This article (and may there be many more like it) raises the hood on how Jack  Ma divvied up investment in the IPO and how financial vehicles obscured the identities of the investors - none of whom, including Mr. Ma, were in Mr. Xi's favor.

  • In short, a brief primer on how the rich in China help each other to get richer, and how Xi Jinping deals with those he doesn't care for.

But even more interesting, the article contends:

‘When China’s leader Xi Jinping late last year quashed Ant Group’s initial public offering, his motives appeared clear:’

‘There was another key reason, according to more than a dozen Chinese officials and government advisers:’

  • ‘Growing unease in Beijing over Ant’s complex ownership structure—and the people who stood to gain most from what would have been the world’s largest IPO.’
  • ‘Behind layers of opaque investment vehicles that own stakes in the firm are a coterie of well-connected Chinese power players, including some with links to political families that represent a potential challenge to President Xi and his inner circle.’

Among the investors were two friends of Jack Ma with connections to former Chinese leader Jiang Zemin.

  • Mr. Jiang is the leader of the shanghai Clique’ (上海帮), one of the Chinese Communist Party’s major factions.
  • Xi Jinping sees the ‘Shanghai Clique’ as a rival and, through his anti-corruption campaign, has purged many of its members.
  • Mr. Jiang himself, at 94, remains a force behind the scenes - and no friend of Xi Jinping.’
  • ‘Those individuals [the ones with ties Mr. Jiang and others], along with Mr. Ma and the company’s top managers, stood to pocket billions of dollars from a listing that would have valued the company at more than $300 billion.’
  • [Note: I have seen myself a ‘favor’ granted by Mr. Jiang pay off hundreds of millions of dollars to his grandson decades later – the long game indeed.]

Wading through the details of the article you will see a snapshot of how the wealthy in China are interconnected and how investment schemes are used to hide investors identities.

  • But these could apply almost anywhere.

What is different here is how factional politics extends even to decisions such as Mr. Xi’s decision about Ant Financial.

  • In my mind, I see a Xi confidante bursting into Mr. Xi’s offices and saying, ‘You won’t believe who’s going to get even richer from that Ant Financial deal!’
  • And Mr. Xi thinking, ‘Oh no they’re not. Screw Jiang.’

‘In the weeks before the financial-technology giant was scheduled to go public, a previously unreported central-government investigation found that Ant’s IPO prospectus obscured the complexity of the firm’s ownership, according to the officials and government advisers, who had knowledge of the probe.’

  • ‘Behind layers of opaque investment vehicles that own stakes in the firm are a coterie of well-connected Chinese power players, including some with links to political families that represent a potential challenge to President Xi and his inner circle.’
  • [Two of these have ties to Chinese leader Jiang Zemin and his ‘Shanghai Clique’ (上海帮), one of the Chinese Communist Party’s major factions.
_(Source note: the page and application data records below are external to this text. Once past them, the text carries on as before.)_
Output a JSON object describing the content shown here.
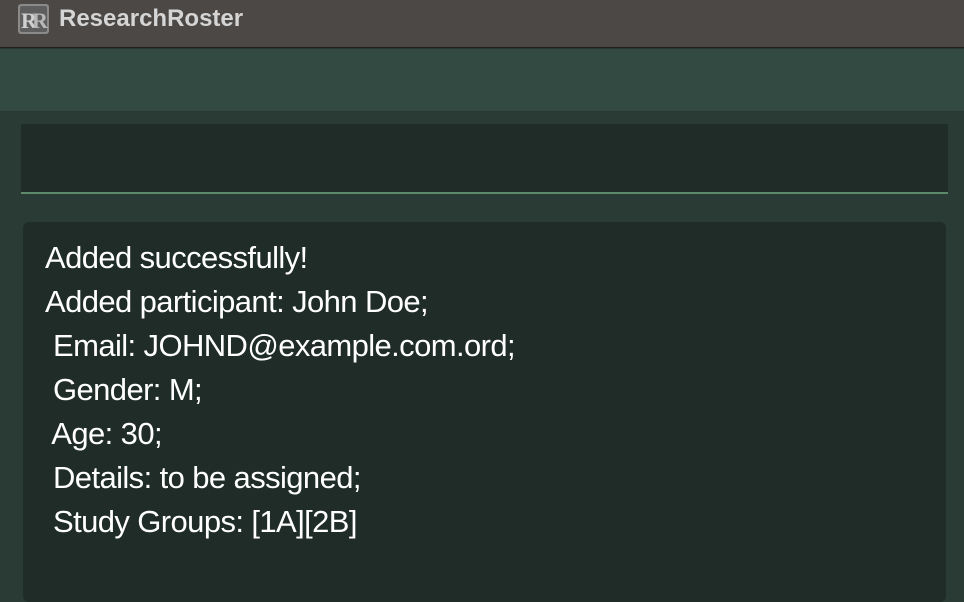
{
  "app": {
    "title": "ResearchRoster",
    "logo_icon": "research-roster-logo-icon"
  },
  "command": {
    "value": ""
  },
  "result": {
    "lines": [
      "Added successfully!",
      "Added participant: John Doe;",
      " Email: JOHND@example.com.ord;",
      " Gender: M;",
      " Age: 30;",
      " Details: to be assigned;",
      " Study Groups: [1A][2B]"
    ]
  },
  "colors": {
    "titlebar": "#4b4846",
    "toolbar": "#324a42",
    "background": "#2a3b35",
    "panel": "#1f2c27",
    "accent": "#5e8a6c",
    "text": "#ffffff"
  }
}
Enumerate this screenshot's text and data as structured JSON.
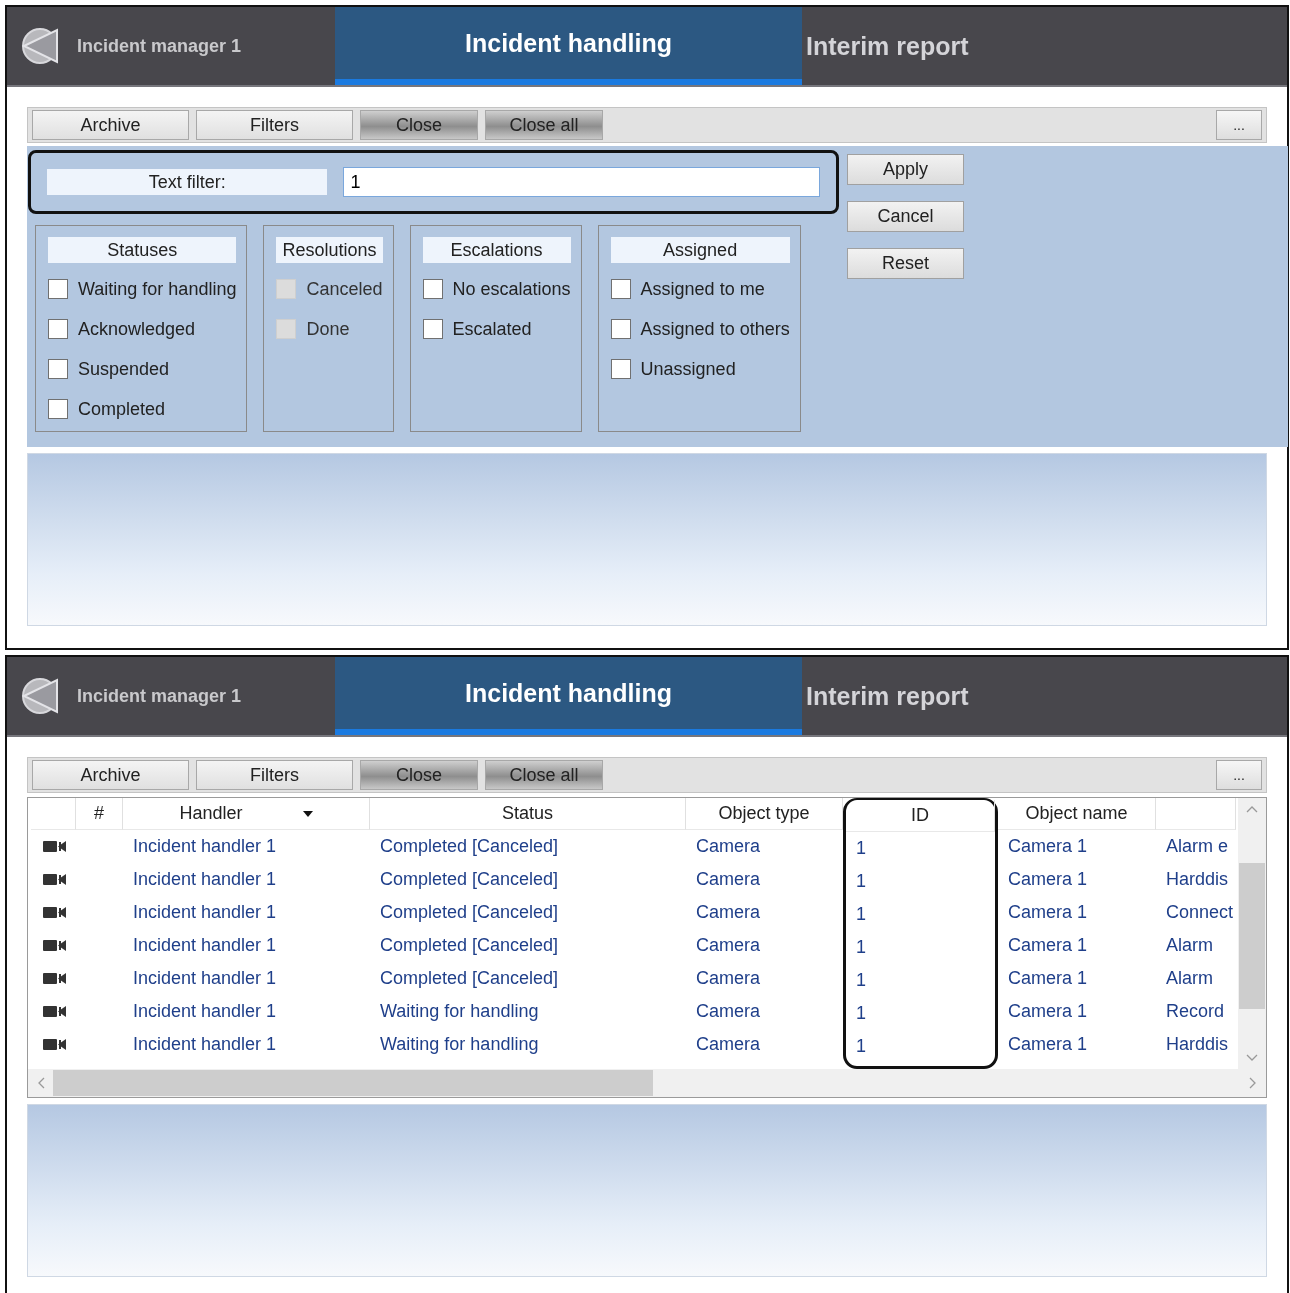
{
  "panels": [
    {
      "kind": "filters",
      "header": {
        "app_title": "Incident manager 1",
        "tabs": [
          {
            "label": "Incident handling",
            "selected": true
          },
          {
            "label": "Interim report",
            "selected": false
          }
        ]
      },
      "toolbar": {
        "buttons": [
          {
            "label": "Archive",
            "kind": "light"
          },
          {
            "label": "Filters",
            "kind": "light"
          },
          {
            "label": "Close",
            "kind": "dark"
          },
          {
            "label": "Close all",
            "kind": "dark"
          }
        ],
        "more_button": "..."
      },
      "text_filter": {
        "label": "Text filter:",
        "value": "1",
        "highlighted": true
      },
      "actions": [
        "Apply",
        "Cancel",
        "Reset"
      ],
      "groups": [
        {
          "title": "Statuses",
          "options": [
            {
              "label": "Waiting for handling",
              "checked": false,
              "disabled": false
            },
            {
              "label": "Acknowledged",
              "checked": false,
              "disabled": false
            },
            {
              "label": "Suspended",
              "checked": false,
              "disabled": false
            },
            {
              "label": "Completed",
              "checked": false,
              "disabled": false
            }
          ]
        },
        {
          "title": "Resolutions",
          "options": [
            {
              "label": "Canceled",
              "checked": false,
              "disabled": true
            },
            {
              "label": "Done",
              "checked": false,
              "disabled": true
            }
          ]
        },
        {
          "title": "Escalations",
          "options": [
            {
              "label": "No escalations",
              "checked": false,
              "disabled": false
            },
            {
              "label": "Escalated",
              "checked": false,
              "disabled": false
            }
          ]
        },
        {
          "title": "Assigned",
          "options": [
            {
              "label": "Assigned to me",
              "checked": false,
              "disabled": false
            },
            {
              "label": "Assigned to others",
              "checked": false,
              "disabled": false
            },
            {
              "label": "Unassigned",
              "checked": false,
              "disabled": false
            }
          ]
        }
      ]
    },
    {
      "kind": "table",
      "header": {
        "app_title": "Incident manager 1",
        "tabs": [
          {
            "label": "Incident handling",
            "selected": true
          },
          {
            "label": "Interim report",
            "selected": false
          }
        ]
      },
      "toolbar": {
        "buttons": [
          {
            "label": "Archive",
            "kind": "light"
          },
          {
            "label": "Filters",
            "kind": "light"
          },
          {
            "label": "Close",
            "kind": "dark"
          },
          {
            "label": "Close all",
            "kind": "dark"
          }
        ],
        "more_button": "..."
      },
      "table": {
        "columns": [
          {
            "label": "#",
            "filter_menu": false,
            "highlighted": false
          },
          {
            "label": "Handler",
            "filter_menu": true,
            "highlighted": false
          },
          {
            "label": "Status",
            "filter_menu": false,
            "highlighted": false
          },
          {
            "label": "Object type",
            "filter_menu": false,
            "highlighted": false
          },
          {
            "label": "ID",
            "filter_menu": false,
            "highlighted": true
          },
          {
            "label": "Object name",
            "filter_menu": false,
            "highlighted": false
          },
          {
            "filter_menu": false,
            "highlighted": false
          }
        ],
        "rows": [
          {
            "cells": [
              "",
              "Incident handler 1",
              "Completed [Canceled]",
              "Camera",
              "1",
              "Camera 1",
              "Alarm e"
            ]
          },
          {
            "cells": [
              "",
              "Incident handler 1",
              "Completed [Canceled]",
              "Camera",
              "1",
              "Camera 1",
              "Harddis"
            ]
          },
          {
            "cells": [
              "",
              "Incident handler 1",
              "Completed [Canceled]",
              "Camera",
              "1",
              "Camera 1",
              "Connect"
            ]
          },
          {
            "cells": [
              "",
              "Incident handler 1",
              "Completed [Canceled]",
              "Camera",
              "1",
              "Camera 1",
              "Alarm"
            ]
          },
          {
            "cells": [
              "",
              "Incident handler 1",
              "Completed [Canceled]",
              "Camera",
              "1",
              "Camera 1",
              "Alarm"
            ]
          },
          {
            "cells": [
              "",
              "Incident handler 1",
              "Waiting for handling",
              "Camera",
              "1",
              "Camera 1",
              "Record"
            ]
          },
          {
            "cells": [
              "",
              "Incident handler 1",
              "Waiting for handling",
              "Camera",
              "1",
              "Camera 1",
              "Harddis"
            ]
          }
        ]
      }
    }
  ]
}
Although many of Mr. Jiang’s allies have been purged in Mr. Xi’s anticorruption campaign, Mr. Jiang, at 94, remains a force behind the scenes - and no friend of Xi Jinping.]
  • ‘Those individuals, along with Mr. Ma and the company’s top managers, stood to pocket billions of dollars from a listing that would have valued the company at more than $300 billion.’